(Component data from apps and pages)

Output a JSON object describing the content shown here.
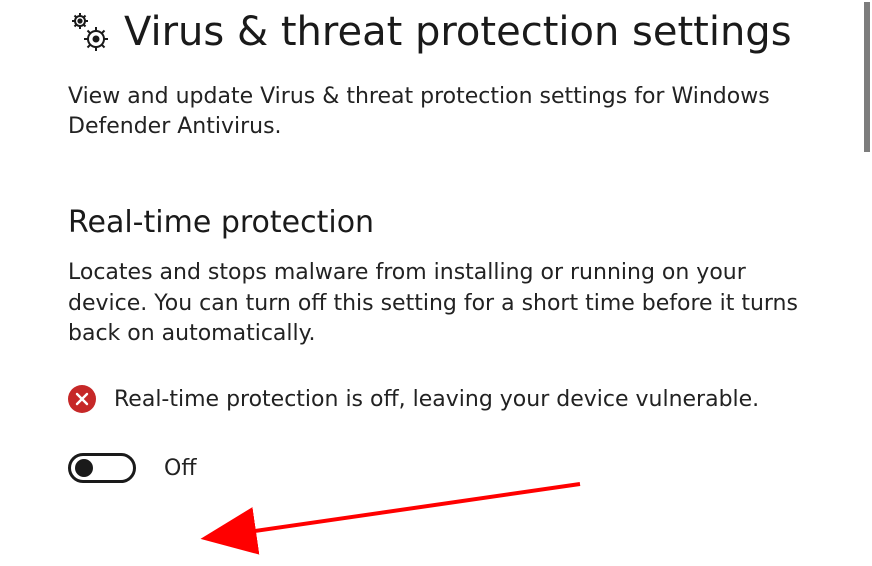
{
  "page": {
    "title": "Virus & threat protection settings",
    "description": "View and update Virus & threat protection settings for Windows Defender Antivirus."
  },
  "section": {
    "title": "Real-time protection",
    "description": "Locates and stops malware from installing or running on your device. You can turn off this setting for a short time before it turns back on automatically."
  },
  "alert": {
    "text": "Real-time protection is off, leaving your device vulnerable."
  },
  "toggle": {
    "state_label": "Off",
    "on": false
  },
  "colors": {
    "danger": "#C62828",
    "annotation": "#FF0000"
  }
}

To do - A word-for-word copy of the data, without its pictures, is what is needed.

Completed exercise -
Output a JSON object describing the content shown here.
{
  "page": {
    "title": "Virus & threat protection settings",
    "description": "View and update Virus & threat protection settings for Windows Defender Antivirus."
  },
  "section": {
    "title": "Real-time protection",
    "description": "Locates and stops malware from installing or running on your device. You can turn off this setting for a short time before it turns back on automatically."
  },
  "alert": {
    "text": "Real-time protection is off, leaving your device vulnerable."
  },
  "toggle": {
    "state_label": "Off",
    "on": false
  },
  "colors": {
    "danger": "#C62828",
    "annotation": "#FF0000"
  }
}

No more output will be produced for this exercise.